Opinion: UWF goes crazy for Coke, but is that a good thing?

By Alicia Adams
Staff Writer

Welcome to 2017, an age where the most riveting news on a university campus is the introduction of a new product to the vending machines.

As of March 13, the University of West Florida “proudly welcomed” Coca-Cola to the campus as its new beverage provider, as stated on the massive banner at the entrance to campus.

Huge Coca-Cola banner at UWF campus entrance. Coca-Cola is the new beverage provider at UWF Photo By Alicia Adams

According to the UWF website, this change was a result of an Invitation to Negotiate process, which in turn gave Coca-Cola the “beverage vending and pouring rights contract.”

Coke installed new beverage vending machines as well as fountain and bottle beverage equipment across campus during Spring Break. The vending machines accept Nautilus Cards as well as credit and debit cards, and of course, cash.
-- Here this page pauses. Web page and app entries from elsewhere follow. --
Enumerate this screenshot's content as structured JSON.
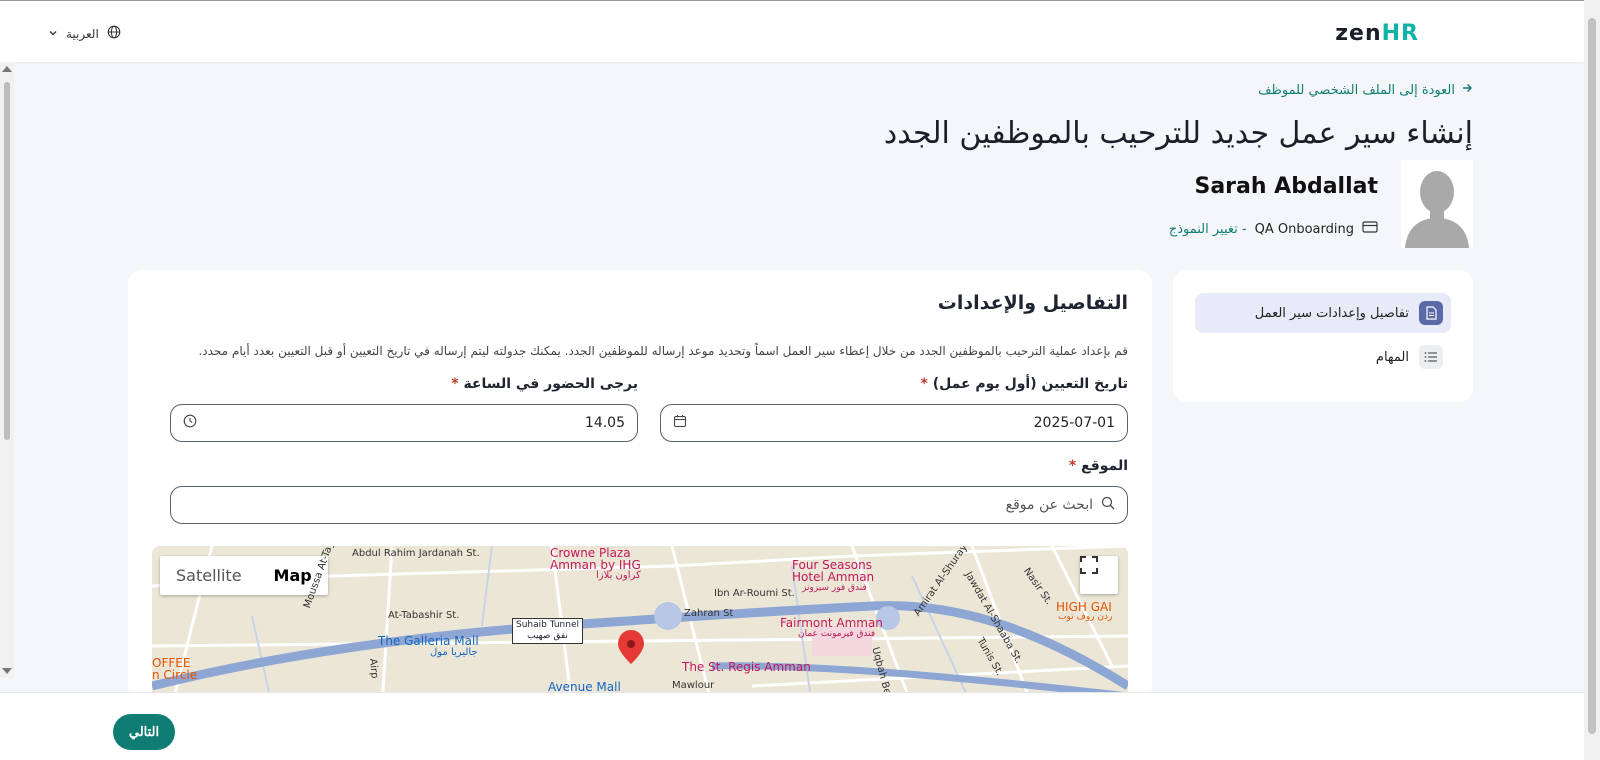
{
  "header": {
    "logo_zen": "zen",
    "logo_hr": "HR",
    "language": "العربية",
    "accent_color": "#0f7d73"
  },
  "page": {
    "back_link": "العودة إلى الملف الشخصي للموظف",
    "title": "إنشاء سير عمل جديد للترحيب بالموظفين الجدد"
  },
  "employee": {
    "name": "Sarah Abdallat",
    "template_name": "QA Onboarding",
    "change_template": "- تغيير النموذج"
  },
  "sidenav": {
    "items": [
      {
        "label": "تفاصيل وإعدادات سير العمل",
        "icon": "document-icon",
        "active": true
      },
      {
        "label": "المهام",
        "icon": "list-icon",
        "active": false
      }
    ]
  },
  "section": {
    "title": "التفاصيل والإعدادات",
    "description": "قم بإعداد عملية الترحيب بالموظفين الجدد من خلال إعطاء سير العمل اسماً وتحديد موعد إرساله للموظفين الجدد. يمكنك جدولته ليتم إرساله في تاريخ التعيين أو قبل التعيين بعدد أيام محدد."
  },
  "form": {
    "hire_date_label": "تاريخ التعيين (أول يوم عمل)",
    "hire_date_value": "2025-07-01",
    "arrival_time_label": "يرجى الحضور في الساعة",
    "arrival_time_value": "14.05",
    "location_label": "الموقع",
    "location_placeholder": "ابحث عن موقع",
    "required_mark": "*"
  },
  "map": {
    "satellite_label": "Satellite",
    "map_label": "Map",
    "places": {
      "crowne": "Crowne Plaza",
      "crowne2": "Amman by IHG",
      "crowne_ar": "كراون بلازا",
      "four_seasons": "Four Seasons",
      "four_seasons2": "Hotel Amman",
      "four_seasons_ar": "فندق فور سيزونز",
      "fairmont": "Fairmont Amman",
      "fairmont_ar": "فندق فيرمونت عمان",
      "stregis": "The St. Regis Amman",
      "galleria": "The Galleria Mall",
      "galleria_ar": "جاليريا مول",
      "avenue": "Avenue Mall",
      "high": "HIGH GAI",
      "high_ar": "ردن روف توب",
      "offee": "OFFEE",
      "circle": "n Circle",
      "tunnel": "Suhaib Tunnel",
      "tunnel_ar": "نفق صهيب",
      "street1": "Abdul Rahim Jardanah St.",
      "street2": "At-Tabashir St.",
      "street3": "Zahran St",
      "street4": "Ibn Ar-Roumi St.",
      "street5": "Mawlour",
      "street6": "Moussa At-Tayeb",
      "street7": "Nasir St.",
      "street8": "Jawdat Al-Shaaba St.",
      "street9": "Tunis St.",
      "street10": "Amirat Al-Shuraya St.",
      "street11": "Uqbah Ben",
      "street12": "Airp"
    }
  },
  "footer": {
    "next_label": "التالي"
  }
}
They even brought in a “Hug Me” machine for one day in the University Commons, outside the Nautilus Market, where students received a free can of Coke if they hugged the machine.

Don’t get me wrong, I’m a Coke girl all the way. However, there are a couple things that bother me about this situation:
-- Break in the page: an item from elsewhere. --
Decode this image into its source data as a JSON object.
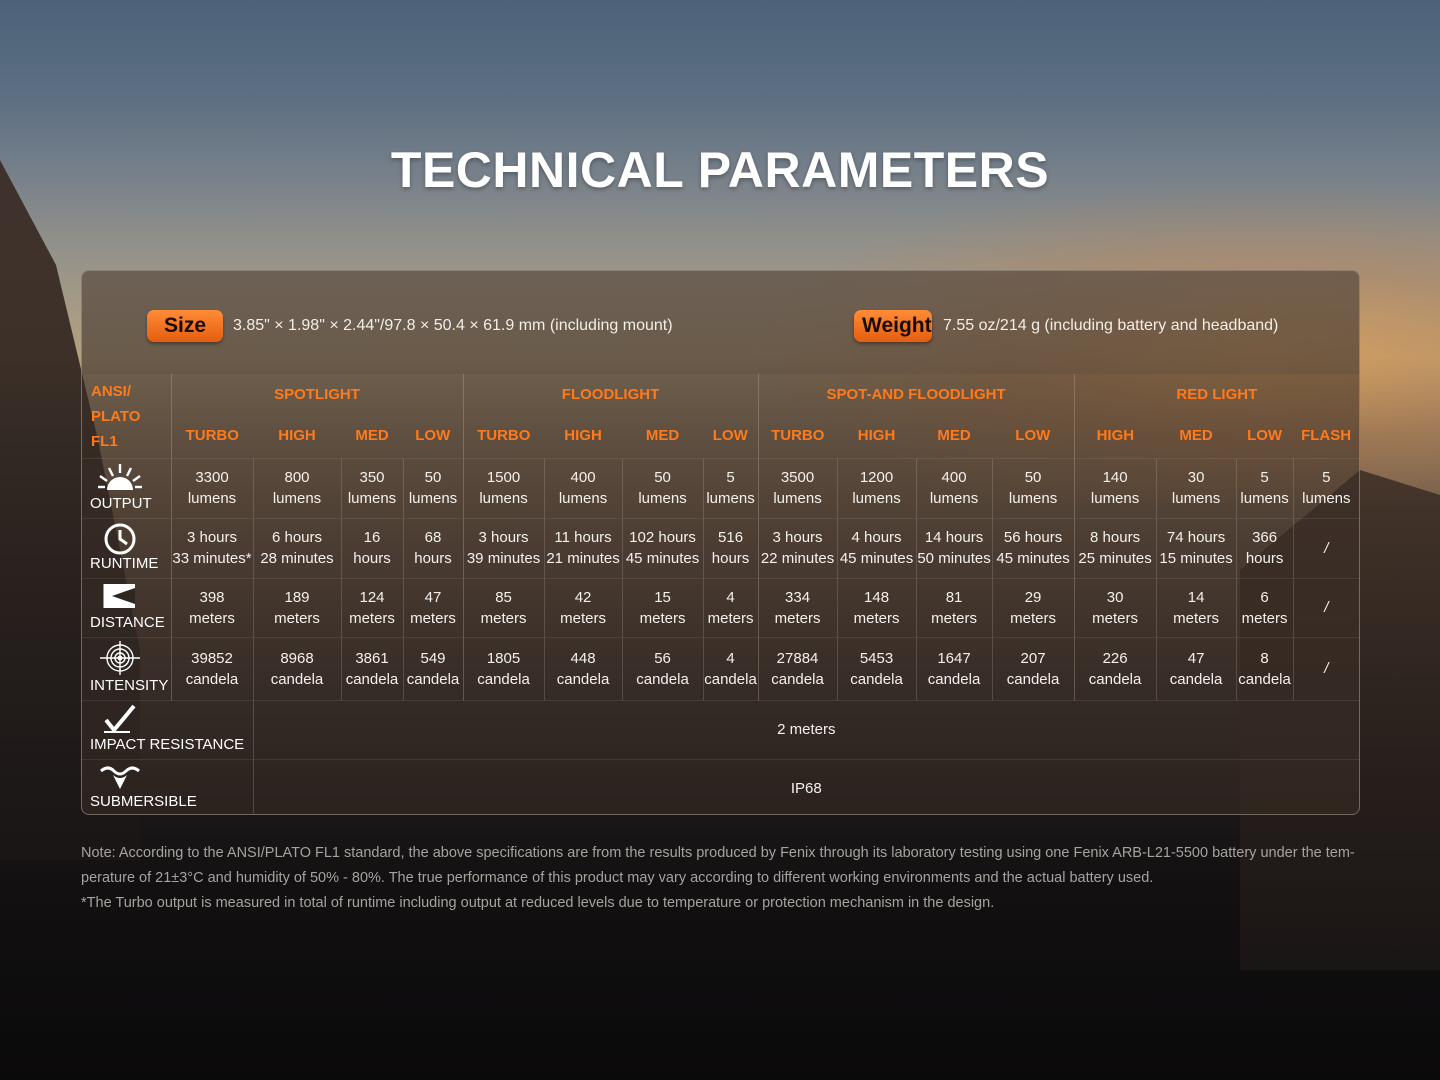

  1. Several times within the past week, the products from the machines have been warm. Students even reported the temperature on a specific machine reading 80 degrees Fahrenheit.
  2. The machines now offer giant cans of Monster energy drinks.

 

First, it’s obviously not OK for brand-new machines to be having cooling issues, especially to this extent. According to the laws on food vending machine operators, the Department of Public Health regulates that beverages within vending machines “must be kept at temperature of 45 degrees F, or below.” Not off to a great start, Coke.
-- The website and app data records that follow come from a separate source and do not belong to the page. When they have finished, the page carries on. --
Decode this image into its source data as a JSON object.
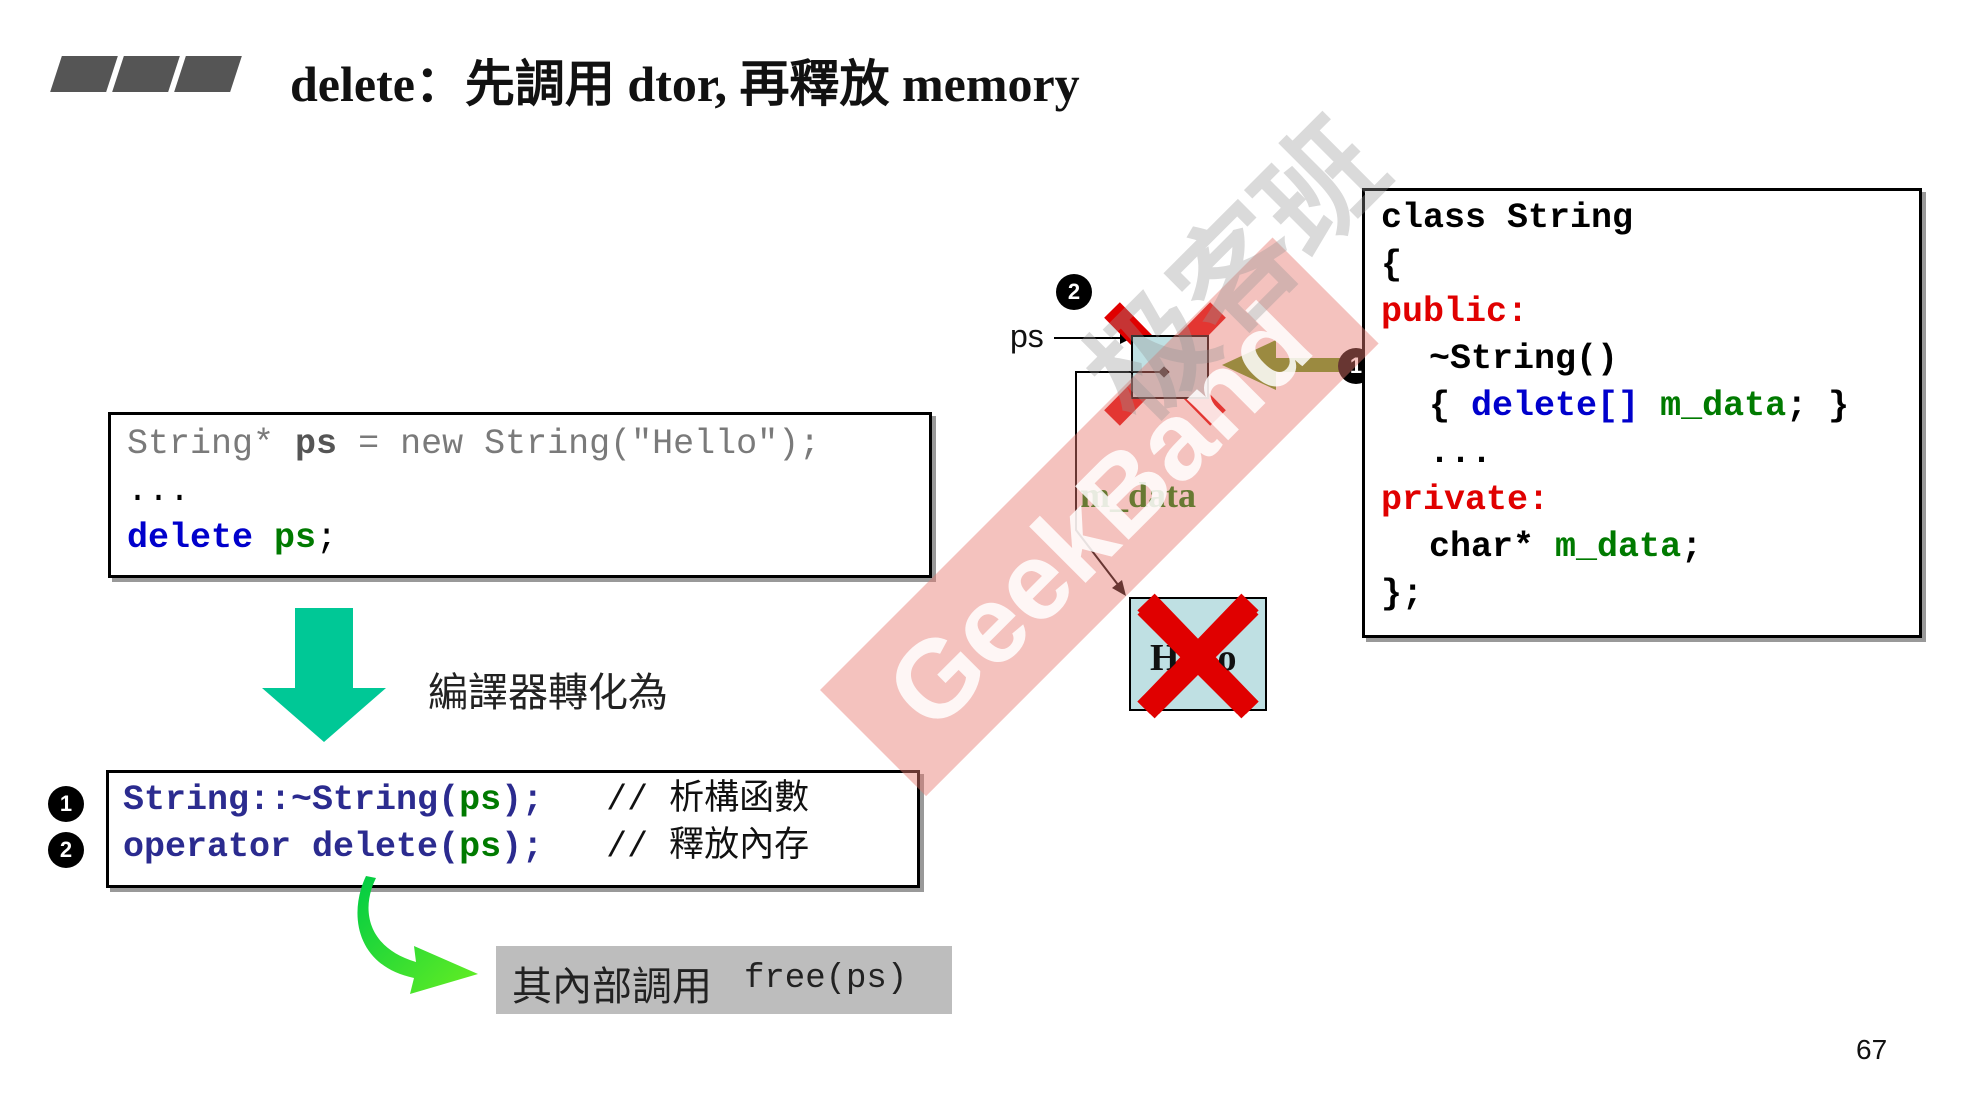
{
  "header": {
    "title": "delete：先調用 dtor, 再釋放 memory"
  },
  "source_code": {
    "line1": "String* ps = new String(\"Hello\");",
    "line1_parts": {
      "type": "String*",
      "var": "ps",
      "rest": " = new String(\"Hello\");"
    },
    "line2": "...",
    "line3_kw": "delete",
    "line3_var": "ps",
    "line3_end": ";"
  },
  "transform": {
    "label": "編譯器轉化為",
    "arrow_color": "#00c896"
  },
  "compiled_code": {
    "line1": {
      "func": "String::~String",
      "open": "(",
      "arg": "ps",
      "close": ");",
      "comment": "// 析構函數"
    },
    "line2": {
      "func": "operator delete",
      "open": "(",
      "arg": "ps",
      "close": ");",
      "comment": "// 釋放內存"
    },
    "badges": [
      "1",
      "2"
    ]
  },
  "free_call": {
    "prefix": "其內部調用",
    "call": "free(ps)",
    "background": "#bdbdbd"
  },
  "memory_diagram": {
    "ps_label": "ps",
    "m_data_label": "m_data",
    "string_content": "Hello",
    "badge_top": "2",
    "badge_dtor": "1",
    "cell_color": "#bfe0e3",
    "cross_color": "#e00000",
    "arrow_color": "#5e9a1a"
  },
  "class_def": {
    "line1": "class String",
    "line2": "{",
    "public": "public:",
    "dtor": "~String()",
    "body_open": "{ ",
    "body_kw": "delete[]",
    "body_var": "m_data",
    "body_close": "; }",
    "ellipsis": "...",
    "private": "private:",
    "member_type": "char*",
    "member_var": "m_data",
    "member_end": ";",
    "end": "};"
  },
  "watermark": {
    "brand": "GeekBand",
    "cjk": "极客班"
  },
  "page_number": "67"
}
Secondly, I’m uncomfortable with the fact that our school now offers large cans of dangerous energy drinks to their students. According to a study done by Consumer Affairs, “roughly 31 percent of adolescents from ages 12 to 19 consume energy drinks on a regular basis.”

The excessive amounts of sugar and caffeine in these drinks can aggravate underlying heart issues, causing fatal arrhythmias, the study found.

“Of the 5,448 caffeine overdoses reported in the United States in 2007, 46 percent of them occurred in people under the age of 19,” according to Consumer Affairs.

According to the Coke website, their energy drinks have about 200 milligrams of caffeine per 16-ounce can. The recommended safe daily allowance of caffeine for adults over age 18 is 400 milligrams, according to the Caffeine Informer website.

Students might feel like they need beverages such as Monster or Red Bull to keep up with the high demands of college. However, this is a serious and possibly life-threatening problem that needs to be addressed by the administration. Instead, they are catering to it.

A student interacting with the “Hug Me” machine. The machine was brought onto campus to help promote the new Coco-Cola vending machines. Photo by Alicia Adams

The main issue, however, is the fact that people across campus are going nuts about this change. Some people are happy, some aren’t. Regardless, it’s the hottest topic of conversation around the university.

The Coke-versus-Pepsi debate has been going on forever and will probably never cease. In 2011, Coke held 17 percent of the U.S. soda market, and Pepsi held 9.2 percent, according to Beverage Digest.

Regardless of your preferred soda choice, the rising rate of obesity in college students – 29.2 percent in 2011, according to Rasmussen College – should make young adults realize that there are more serious things to talk about than the newest soda vendor.